Recent Stories From This Author
Advisor and former U.S. Air Force pilot Wayne Edwards discusses how to survive a bank failure. And how flying still helps him as an advisor.
The SEC plans an enforcement action against a former Wells Fargo compliance officer for altering report.
For every case of elder financial abuse that makes its way to law enforcement, there are 24 others that never get reported. Some advisors are going above and beyond to look after their older clients’ financial interests.
Chad Ragland decided to go into the Army during the Vietnam War instead of teaching English in Tahiti with the Peace Corps (an option that was open). And he's never regretted it.
An S&P report finds investors who turn to actively managed mutual funds or ETFs for international exposure aren’t getting their money’s worth, but some experts disagree, pointing particularly to small-caps.
Advisors can help clients achieve foreign diversification in their portfolios by buying U.S.-listed companies with major overseas footprints. Is it enough?
With NATO and Russia at loggerheads over a civil war in Ukraine, Britain facing the possible secession of Scotland and the Euro sinking, it might seem odd to think about investing client assets in Europe. But think again, some experts say.
Should advisors be looking at a China that promises investor riches or a China that bodes disaster?
With 10-year Treasuries paying only 2.37%, and CD's offering investors even less, finding income for clients remains a challenge for advisors. Do European large-cap stocks hold the answer?

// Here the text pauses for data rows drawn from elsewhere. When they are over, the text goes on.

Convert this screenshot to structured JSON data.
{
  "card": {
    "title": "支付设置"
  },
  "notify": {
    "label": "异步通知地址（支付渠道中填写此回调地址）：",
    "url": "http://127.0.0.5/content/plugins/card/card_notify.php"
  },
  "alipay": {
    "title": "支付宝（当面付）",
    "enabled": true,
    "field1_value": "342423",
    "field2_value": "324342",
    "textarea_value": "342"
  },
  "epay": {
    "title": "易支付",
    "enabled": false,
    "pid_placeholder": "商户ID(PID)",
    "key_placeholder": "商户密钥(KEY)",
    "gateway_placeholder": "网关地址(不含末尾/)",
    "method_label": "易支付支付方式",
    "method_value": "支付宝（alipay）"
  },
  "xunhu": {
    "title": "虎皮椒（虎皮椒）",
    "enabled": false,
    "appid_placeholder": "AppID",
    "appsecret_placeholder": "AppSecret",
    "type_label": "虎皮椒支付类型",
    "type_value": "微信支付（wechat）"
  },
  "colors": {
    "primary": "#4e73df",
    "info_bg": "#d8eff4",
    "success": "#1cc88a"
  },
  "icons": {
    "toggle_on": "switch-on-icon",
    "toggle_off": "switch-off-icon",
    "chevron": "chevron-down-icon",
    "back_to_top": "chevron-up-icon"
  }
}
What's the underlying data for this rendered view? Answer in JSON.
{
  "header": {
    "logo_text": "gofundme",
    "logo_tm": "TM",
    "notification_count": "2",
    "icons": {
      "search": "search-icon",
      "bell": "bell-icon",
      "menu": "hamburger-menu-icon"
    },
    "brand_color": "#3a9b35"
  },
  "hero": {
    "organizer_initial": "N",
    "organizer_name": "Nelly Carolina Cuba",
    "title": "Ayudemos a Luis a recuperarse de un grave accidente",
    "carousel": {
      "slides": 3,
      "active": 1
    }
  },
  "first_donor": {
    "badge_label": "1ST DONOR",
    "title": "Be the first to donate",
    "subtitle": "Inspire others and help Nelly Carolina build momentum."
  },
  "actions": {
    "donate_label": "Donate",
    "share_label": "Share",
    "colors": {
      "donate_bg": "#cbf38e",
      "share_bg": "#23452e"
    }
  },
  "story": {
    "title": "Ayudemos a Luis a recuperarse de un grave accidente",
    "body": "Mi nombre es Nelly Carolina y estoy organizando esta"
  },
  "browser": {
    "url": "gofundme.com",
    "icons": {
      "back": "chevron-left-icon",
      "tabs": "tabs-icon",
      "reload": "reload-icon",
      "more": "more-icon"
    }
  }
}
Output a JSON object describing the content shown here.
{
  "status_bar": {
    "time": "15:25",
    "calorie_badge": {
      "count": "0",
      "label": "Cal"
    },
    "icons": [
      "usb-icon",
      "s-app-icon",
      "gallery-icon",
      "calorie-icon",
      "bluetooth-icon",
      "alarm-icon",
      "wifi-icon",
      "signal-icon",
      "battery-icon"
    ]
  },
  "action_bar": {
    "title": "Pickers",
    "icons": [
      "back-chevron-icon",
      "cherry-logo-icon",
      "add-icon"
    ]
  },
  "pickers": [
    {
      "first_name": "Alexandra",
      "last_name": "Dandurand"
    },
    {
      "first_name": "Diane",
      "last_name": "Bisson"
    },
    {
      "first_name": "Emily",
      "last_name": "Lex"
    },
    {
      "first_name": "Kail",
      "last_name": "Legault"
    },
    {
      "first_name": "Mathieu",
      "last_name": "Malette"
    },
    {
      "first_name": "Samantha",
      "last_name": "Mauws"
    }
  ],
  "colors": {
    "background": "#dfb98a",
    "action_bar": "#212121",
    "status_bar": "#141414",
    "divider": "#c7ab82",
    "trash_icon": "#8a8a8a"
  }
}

The cost of health care for retirees is a cause for concern, if not outright panic, for millions of Americans. But when you comb through the numbers, it’s not always so bad.
You may be buying more capability than you need or can use. The goal, after all, is better serving clients, not having a whiz-bang automated office.
Advisors could be leaving tens, even hundreds, of thousands of dollars on the table if they don't inquire about clients' and their parents' veteran status.
Sooner or later, every advisor is likely to have a client who needs help in planning for a special-needs child. Here are some important considerations.
Everyone agrees that communication is a key to building a successful practice as a financial advisor, but not all communication is equal.
Helping people may be the best way you can help your advisory business.
Teaming up can leverage financial planning skills, but many teams, like many marriages, fail. Here's what you can do to make it work so you can best serve clients for the long run.
Advisors tend to overestimate the extent that clients trust them; they should think of the relationship as something like dating.
Scott Adams and Heath Burch focus exclusively on families with special-needs children. It started as a small workshop because Adams was going through these same issues, but then it boomed into a practice that draws clients from 49 states and overseas.
After years of mastering the intricacies of investments and portfolios, many advisors still have a hard time really understanding clients. The broker-dealers in the bank channel are trying to help unlock those secrets.
In the bank channel, fee business is still the exception, not the rule. Likewise, working in teams is not the norm.